Dataset rows describing interfaces

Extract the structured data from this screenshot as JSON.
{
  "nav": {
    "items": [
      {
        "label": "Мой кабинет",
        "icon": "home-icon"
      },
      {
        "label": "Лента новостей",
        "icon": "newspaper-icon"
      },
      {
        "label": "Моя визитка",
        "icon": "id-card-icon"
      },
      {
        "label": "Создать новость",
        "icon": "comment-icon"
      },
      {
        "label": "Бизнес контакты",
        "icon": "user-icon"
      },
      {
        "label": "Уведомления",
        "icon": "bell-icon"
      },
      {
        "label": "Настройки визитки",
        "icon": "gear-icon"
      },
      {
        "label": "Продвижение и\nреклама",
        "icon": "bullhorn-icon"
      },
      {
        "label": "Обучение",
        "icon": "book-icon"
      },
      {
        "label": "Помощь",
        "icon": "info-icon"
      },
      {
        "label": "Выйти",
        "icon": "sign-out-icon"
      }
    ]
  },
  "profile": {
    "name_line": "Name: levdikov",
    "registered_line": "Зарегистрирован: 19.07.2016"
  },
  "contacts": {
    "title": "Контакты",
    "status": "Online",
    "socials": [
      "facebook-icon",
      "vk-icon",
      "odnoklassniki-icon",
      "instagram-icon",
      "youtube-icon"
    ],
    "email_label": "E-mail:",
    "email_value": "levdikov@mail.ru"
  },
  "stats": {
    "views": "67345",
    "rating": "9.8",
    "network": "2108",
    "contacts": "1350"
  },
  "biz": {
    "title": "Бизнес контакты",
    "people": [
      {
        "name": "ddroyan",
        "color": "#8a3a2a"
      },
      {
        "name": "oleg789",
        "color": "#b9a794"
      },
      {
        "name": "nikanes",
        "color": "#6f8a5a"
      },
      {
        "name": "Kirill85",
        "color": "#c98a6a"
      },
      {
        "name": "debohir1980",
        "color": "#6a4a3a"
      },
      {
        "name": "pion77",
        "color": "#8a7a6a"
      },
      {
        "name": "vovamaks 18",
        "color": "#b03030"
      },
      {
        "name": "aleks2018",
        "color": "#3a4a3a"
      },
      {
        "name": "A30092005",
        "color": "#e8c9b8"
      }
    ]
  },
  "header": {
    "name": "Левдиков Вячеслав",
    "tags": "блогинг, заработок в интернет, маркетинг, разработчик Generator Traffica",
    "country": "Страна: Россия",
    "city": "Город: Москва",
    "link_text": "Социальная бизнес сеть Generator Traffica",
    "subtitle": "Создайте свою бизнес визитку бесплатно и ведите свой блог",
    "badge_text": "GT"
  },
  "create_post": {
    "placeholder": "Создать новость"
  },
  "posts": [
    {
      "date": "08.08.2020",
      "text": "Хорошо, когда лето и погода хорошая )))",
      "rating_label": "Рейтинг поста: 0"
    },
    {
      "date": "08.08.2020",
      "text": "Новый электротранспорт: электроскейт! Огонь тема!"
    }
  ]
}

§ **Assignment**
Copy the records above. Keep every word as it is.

§ **Result of the exercise**
Extract the structured data from this screenshot as JSON.
{
  "nav": {
    "items": [
      {
        "label": "Мой кабинет",
        "icon": "home-icon"
      },
      {
        "label": "Лента новостей",
        "icon": "newspaper-icon"
      },
      {
        "label": "Моя визитка",
        "icon": "id-card-icon"
      },
      {
        "label": "Создать новость",
        "icon": "comment-icon"
      },
      {
        "label": "Бизнес контакты",
        "icon": "user-icon"
      },
      {
        "label": "Уведомления",
        "icon": "bell-icon"
      },
      {
        "label": "Настройки визитки",
        "icon": "gear-icon"
      },
      {
        "label": "Продвижение и\nреклама",
        "icon": "bullhorn-icon"
      },
      {
        "label": "Обучение",
        "icon": "book-icon"
      },
      {
        "label": "Помощь",
        "icon": "info-icon"
      },
      {
        "label": "Выйти",
        "icon": "sign-out-icon"
      }
    ]
  },
  "profile": {
    "name_line": "Name: levdikov",
    "registered_line": "Зарегистрирован: 19.07.2016"
  },
  "contacts": {
    "title": "Контакты",
    "status": "Online",
    "socials": [
      "facebook-icon",
      "vk-icon",
      "odnoklassniki-icon",
      "instagram-icon",
      "youtube-icon"
    ],
    "email_label": "E-mail:",
    "email_value": "levdikov@mail.ru"
  },
  "stats": {
    "views": "67345",
    "rating": "9.8",
    "network": "2108",
    "contacts": "1350"
  },
  "biz": {
    "title": "Бизнес контакты",
    "people": [
      {
        "name": "ddroyan",
        "color": "#8a3a2a"
      },
      {
        "name": "oleg789",
        "color": "#b9a794"
      },
      {
        "name": "nikanes",
        "color": "#6f8a5a"
      },
      {
        "name": "Kirill85",
        "color": "#c98a6a"
      },
      {
        "name": "debohir1980",
        "color": "#6a4a3a"
      },
      {
        "name": "pion77",
        "color": "#8a7a6a"
      },
      {
        "name": "vovamaks 18",
        "color": "#b03030"
      },
      {
        "name": "aleks2018",
        "color": "#3a4a3a"
      },
      {
        "name": "A30092005",
        "color": "#e8c9b8"
      }
    ]
  },
  "header": {
    "name": "Левдиков Вячеслав",
    "tags": "блогинг, заработок в интернет, маркетинг, разработчик Generator Traffica",
    "country": "Страна: Россия",
    "city": "Город: Москва",
    "link_text": "Социальная бизнес сеть Generator Traffica",
    "subtitle": "Создайте свою бизнес визитку бесплатно и ведите свой блог",
    "badge_text": "GT"
  },
  "create_post": {
    "placeholder": "Создать новость"
  },
  "posts": [
    {
      "date": "08.08.2020",
      "text": "Хорошо, когда лето и погода хорошая )))",
      "rating_label": "Рейтинг поста: 0"
    },
    {
      "date": "08.08.2020",
      "text": "Новый электротранспорт: электроскейт! Огонь тема!"
    }
  ]
}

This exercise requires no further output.